Each entry is to be printed again word for word.

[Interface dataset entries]
=== Section Start ===
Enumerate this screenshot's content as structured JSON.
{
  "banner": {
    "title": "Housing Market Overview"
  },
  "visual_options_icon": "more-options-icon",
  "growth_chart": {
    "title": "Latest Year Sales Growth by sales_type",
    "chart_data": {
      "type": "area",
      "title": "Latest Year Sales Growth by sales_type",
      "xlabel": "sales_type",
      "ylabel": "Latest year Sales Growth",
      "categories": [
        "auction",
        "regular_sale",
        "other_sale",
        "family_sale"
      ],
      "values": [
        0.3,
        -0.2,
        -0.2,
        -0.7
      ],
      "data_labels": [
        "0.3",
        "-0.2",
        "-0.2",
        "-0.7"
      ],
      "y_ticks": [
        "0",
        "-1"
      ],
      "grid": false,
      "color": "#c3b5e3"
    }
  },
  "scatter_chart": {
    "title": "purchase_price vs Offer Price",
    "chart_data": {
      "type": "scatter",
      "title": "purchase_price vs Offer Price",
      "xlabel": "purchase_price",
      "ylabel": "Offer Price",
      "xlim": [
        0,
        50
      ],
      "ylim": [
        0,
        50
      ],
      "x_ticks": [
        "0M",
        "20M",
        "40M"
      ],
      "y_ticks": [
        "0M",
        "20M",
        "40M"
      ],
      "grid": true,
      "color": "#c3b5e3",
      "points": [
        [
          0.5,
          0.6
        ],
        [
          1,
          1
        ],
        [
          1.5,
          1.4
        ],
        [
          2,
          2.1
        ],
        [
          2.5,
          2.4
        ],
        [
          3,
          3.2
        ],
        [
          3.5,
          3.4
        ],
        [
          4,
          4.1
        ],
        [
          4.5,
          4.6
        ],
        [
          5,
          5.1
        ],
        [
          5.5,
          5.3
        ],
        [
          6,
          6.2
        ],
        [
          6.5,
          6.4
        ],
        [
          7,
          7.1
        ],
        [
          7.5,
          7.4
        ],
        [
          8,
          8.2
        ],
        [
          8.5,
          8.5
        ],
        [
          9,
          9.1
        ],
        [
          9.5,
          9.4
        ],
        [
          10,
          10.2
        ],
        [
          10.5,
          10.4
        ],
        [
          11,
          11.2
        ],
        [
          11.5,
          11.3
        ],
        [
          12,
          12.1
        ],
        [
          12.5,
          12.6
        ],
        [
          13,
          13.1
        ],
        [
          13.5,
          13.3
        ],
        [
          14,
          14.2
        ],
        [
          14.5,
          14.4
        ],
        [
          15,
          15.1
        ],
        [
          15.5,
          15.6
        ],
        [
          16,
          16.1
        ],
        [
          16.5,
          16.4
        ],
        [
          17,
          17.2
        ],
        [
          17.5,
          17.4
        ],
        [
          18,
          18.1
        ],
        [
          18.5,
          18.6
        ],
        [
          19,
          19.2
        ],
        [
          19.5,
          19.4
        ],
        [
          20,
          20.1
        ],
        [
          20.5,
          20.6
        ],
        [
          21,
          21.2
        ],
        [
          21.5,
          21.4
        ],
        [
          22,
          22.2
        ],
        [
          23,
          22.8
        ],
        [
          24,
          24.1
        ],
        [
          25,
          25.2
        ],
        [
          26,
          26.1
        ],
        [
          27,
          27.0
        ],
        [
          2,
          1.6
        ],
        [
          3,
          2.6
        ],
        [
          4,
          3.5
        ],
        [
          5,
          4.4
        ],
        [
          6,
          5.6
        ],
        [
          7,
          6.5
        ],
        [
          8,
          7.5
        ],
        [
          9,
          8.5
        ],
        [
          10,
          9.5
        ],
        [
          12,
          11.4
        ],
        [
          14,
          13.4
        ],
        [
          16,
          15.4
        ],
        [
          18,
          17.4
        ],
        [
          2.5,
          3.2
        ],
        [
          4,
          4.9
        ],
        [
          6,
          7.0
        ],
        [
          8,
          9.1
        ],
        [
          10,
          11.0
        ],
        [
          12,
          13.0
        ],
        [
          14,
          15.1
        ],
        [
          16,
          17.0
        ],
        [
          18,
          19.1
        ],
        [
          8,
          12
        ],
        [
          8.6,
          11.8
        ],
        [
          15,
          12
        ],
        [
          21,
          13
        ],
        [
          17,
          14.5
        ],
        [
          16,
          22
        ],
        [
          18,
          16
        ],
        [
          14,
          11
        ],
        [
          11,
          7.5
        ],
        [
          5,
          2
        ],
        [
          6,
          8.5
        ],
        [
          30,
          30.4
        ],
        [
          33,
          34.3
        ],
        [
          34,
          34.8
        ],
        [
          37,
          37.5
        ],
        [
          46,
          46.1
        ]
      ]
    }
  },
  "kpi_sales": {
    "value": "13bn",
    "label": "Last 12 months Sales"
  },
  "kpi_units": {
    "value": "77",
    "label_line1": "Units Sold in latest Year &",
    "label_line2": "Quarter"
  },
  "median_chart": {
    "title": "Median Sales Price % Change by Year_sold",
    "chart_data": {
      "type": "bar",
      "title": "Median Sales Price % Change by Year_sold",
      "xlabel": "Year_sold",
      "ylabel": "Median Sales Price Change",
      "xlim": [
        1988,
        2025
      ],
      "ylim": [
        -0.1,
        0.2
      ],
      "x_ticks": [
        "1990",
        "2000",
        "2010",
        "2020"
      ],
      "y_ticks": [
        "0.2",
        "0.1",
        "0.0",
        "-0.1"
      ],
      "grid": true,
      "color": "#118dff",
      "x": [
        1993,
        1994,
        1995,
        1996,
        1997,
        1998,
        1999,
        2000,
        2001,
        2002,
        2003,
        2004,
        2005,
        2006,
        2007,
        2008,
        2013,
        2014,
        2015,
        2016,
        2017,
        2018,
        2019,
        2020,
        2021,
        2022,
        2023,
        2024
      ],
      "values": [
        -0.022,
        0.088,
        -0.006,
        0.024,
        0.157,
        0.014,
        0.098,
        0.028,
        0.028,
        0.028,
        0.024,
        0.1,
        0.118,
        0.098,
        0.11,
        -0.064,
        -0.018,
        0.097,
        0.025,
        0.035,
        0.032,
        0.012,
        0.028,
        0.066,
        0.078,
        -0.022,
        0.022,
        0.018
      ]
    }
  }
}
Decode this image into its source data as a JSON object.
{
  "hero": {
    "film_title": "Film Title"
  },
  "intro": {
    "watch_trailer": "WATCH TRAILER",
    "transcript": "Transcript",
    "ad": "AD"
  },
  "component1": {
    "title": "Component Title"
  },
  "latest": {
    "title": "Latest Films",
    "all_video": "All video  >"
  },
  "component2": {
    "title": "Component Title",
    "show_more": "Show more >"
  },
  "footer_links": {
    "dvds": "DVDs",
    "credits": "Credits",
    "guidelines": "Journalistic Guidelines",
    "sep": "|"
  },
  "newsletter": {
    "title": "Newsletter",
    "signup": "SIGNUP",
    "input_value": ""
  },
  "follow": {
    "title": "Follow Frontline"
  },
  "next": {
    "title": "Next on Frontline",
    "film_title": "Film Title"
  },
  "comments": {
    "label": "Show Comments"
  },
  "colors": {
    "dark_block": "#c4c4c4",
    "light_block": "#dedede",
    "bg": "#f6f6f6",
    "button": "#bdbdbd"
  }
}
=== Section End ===
**Written reply**
Enumerate this screenshot's content as structured JSON.
{
  "banner": {
    "title": "Housing Market Overview"
  },
  "visual_options_icon": "more-options-icon",
  "growth_chart": {
    "title": "Latest Year Sales Growth by sales_type",
    "chart_data": {
      "type": "area",
      "title": "Latest Year Sales Growth by sales_type",
      "xlabel": "sales_type",
      "ylabel": "Latest year Sales Growth",
      "categories": [
        "auction",
        "regular_sale",
        "other_sale",
        "family_sale"
      ],
      "values": [
        0.3,
        -0.2,
        -0.2,
        -0.7
      ],
      "data_labels": [
        "0.3",
        "-0.2",
        "-0.2",
        "-0.7"
      ],
      "y_ticks": [
        "0",
        "-1"
      ],
      "grid": false,
      "color": "#c3b5e3"
    }
  },
  "scatter_chart": {
    "title": "purchase_price vs Offer Price",
    "chart_data": {
      "type": "scatter",
      "title": "purchase_price vs Offer Price",
      "xlabel": "purchase_price",
      "ylabel": "Offer Price",
      "xlim": [
        0,
        50
      ],
      "ylim": [
        0,
        50
      ],
      "x_ticks": [
        "0M",
        "20M",
        "40M"
      ],
      "y_ticks": [
        "0M",
        "20M",
        "40M"
      ],
      "grid": true,
      "color": "#c3b5e3",
      "points": [
        [
          0.5,
          0.6
        ],
        [
          1,
          1
        ],
        [
          1.5,
          1.4
        ],
        [
          2,
          2.1
        ],
        [
          2.5,
          2.4
        ],
        [
          3,
          3.2
        ],
        [
          3.5,
          3.4
        ],
        [
          4,
          4.1
        ],
        [
          4.5,
          4.6
        ],
        [
          5,
          5.1
        ],
        [
          5.5,
          5.3
        ],
        [
          6,
          6.2
        ],
        [
          6.5,
          6.4
        ],
        [
          7,
          7.1
        ],
        [
          7.5,
          7.4
        ],
        [
          8,
          8.2
        ],
        [
          8.5,
          8.5
        ],
        [
          9,
          9.1
        ],
        [
          9.5,
          9.4
        ],
        [
          10,
          10.2
        ],
        [
          10.5,
          10.4
        ],
        [
          11,
          11.2
        ],
        [
          11.5,
          11.3
        ],
        [
          12,
          12.1
        ],
        [
          12.5,
          12.6
        ],
        [
          13,
          13.1
        ],
        [
          13.5,
          13.3
        ],
        [
          14,
          14.2
        ],
        [
          14.5,
          14.4
        ],
        [
          15,
          15.1
        ],
        [
          15.5,
          15.6
        ],
        [
          16,
          16.1
        ],
        [
          16.5,
          16.4
        ],
        [
          17,
          17.2
        ],
        [
          17.5,
          17.4
        ],
        [
          18,
          18.1
        ],
        [
          18.5,
          18.6
        ],
        [
          19,
          19.2
        ],
        [
          19.5,
          19.4
        ],
        [
          20,
          20.1
        ],
        [
          20.5,
          20.6
        ],
        [
          21,
          21.2
        ],
        [
          21.5,
          21.4
        ],
        [
          22,
          22.2
        ],
        [
          23,
          22.8
        ],
        [
          24,
          24.1
        ],
        [
          25,
          25.2
        ],
        [
          26,
          26.1
        ],
        [
          27,
          27.0
        ],
        [
          2,
          1.6
        ],
        [
          3,
          2.6
        ],
        [
          4,
          3.5
        ],
        [
          5,
          4.4
        ],
        [
          6,
          5.6
        ],
        [
          7,
          6.5
        ],
        [
          8,
          7.5
        ],
        [
          9,
          8.5
        ],
        [
          10,
          9.5
        ],
        [
          12,
          11.4
        ],
        [
          14,
          13.4
        ],
        [
          16,
          15.4
        ],
        [
          18,
          17.4
        ],
        [
          2.5,
          3.2
        ],
        [
          4,
          4.9
        ],
        [
          6,
          7.0
        ],
        [
          8,
          9.1
        ],
        [
          10,
          11.0
        ],
        [
          12,
          13.0
        ],
        [
          14,
          15.1
        ],
        [
          16,
          17.0
        ],
        [
          18,
          19.1
        ],
        [
          8,
          12
        ],
        [
          8.6,
          11.8
        ],
        [
          15,
          12
        ],
        [
          21,
          13
        ],
        [
          17,
          14.5
        ],
        [
          16,
          22
        ],
        [
          18,
          16
        ],
        [
          14,
          11
        ],
        [
          11,
          7.5
        ],
        [
          5,
          2
        ],
        [
          6,
          8.5
        ],
        [
          30,
          30.4
        ],
        [
          33,
          34.3
        ],
        [
          34,
          34.8
        ],
        [
          37,
          37.5
        ],
        [
          46,
          46.1
        ]
      ]
    }
  },
  "kpi_sales": {
    "value": "13bn",
    "label": "Last 12 months Sales"
  },
  "kpi_units": {
    "value": "77",
    "label_line1": "Units Sold in latest Year &",
    "label_line2": "Quarter"
  },
  "median_chart": {
    "title": "Median Sales Price % Change by Year_sold",
    "chart_data": {
      "type": "bar",
      "title": "Median Sales Price % Change by Year_sold",
      "xlabel": "Year_sold",
      "ylabel": "Median Sales Price Change",
      "xlim": [
        1988,
        2025
      ],
      "ylim": [
        -0.1,
        0.2
      ],
      "x_ticks": [
        "1990",
        "2000",
        "2010",
        "2020"
      ],
      "y_ticks": [
        "0.2",
        "0.1",
        "0.0",
        "-0.1"
      ],
      "grid": true,
      "color": "#118dff",
      "x": [
        1993,
        1994,
        1995,
        1996,
        1997,
        1998,
        1999,
        2000,
        2001,
        2002,
        2003,
        2004,
        2005,
        2006,
        2007,
        2008,
        2013,
        2014,
        2015,
        2016,
        2017,
        2018,
        2019,
        2020,
        2021,
        2022,
        2023,
        2024
      ],
      "values": [
        -0.022,
        0.088,
        -0.006,
        0.024,
        0.157,
        0.014,
        0.098,
        0.028,
        0.028,
        0.028,
        0.024,
        0.1,
        0.118,
        0.098,
        0.11,
        -0.064,
        -0.018,
        0.097,
        0.025,
        0.035,
        0.032,
        0.012,
        0.028,
        0.066,
        0.078,
        -0.022,
        0.022,
        0.018
      ]
    }
  }
}
Decode this image into its source data as a JSON object.
{
  "hero": {
    "film_title": "Film Title"
  },
  "intro": {
    "watch_trailer": "WATCH TRAILER",
    "transcript": "Transcript",
    "ad": "AD"
  },
  "component1": {
    "title": "Component Title"
  },
  "latest": {
    "title": "Latest Films",
    "all_video": "All video  >"
  },
  "component2": {
    "title": "Component Title",
    "show_more": "Show more >"
  },
  "footer_links": {
    "dvds": "DVDs",
    "credits": "Credits",
    "guidelines": "Journalistic Guidelines",
    "sep": "|"
  },
  "newsletter": {
    "title": "Newsletter",
    "signup": "SIGNUP",
    "input_value": ""
  },
  "follow": {
    "title": "Follow Frontline"
  },
  "next": {
    "title": "Next on Frontline",
    "film_title": "Film Title"
  },
  "comments": {
    "label": "Show Comments"
  },
  "colors": {
    "dark_block": "#c4c4c4",
    "light_block": "#dedede",
    "bg": "#f6f6f6",
    "button": "#bdbdbd"
  }
}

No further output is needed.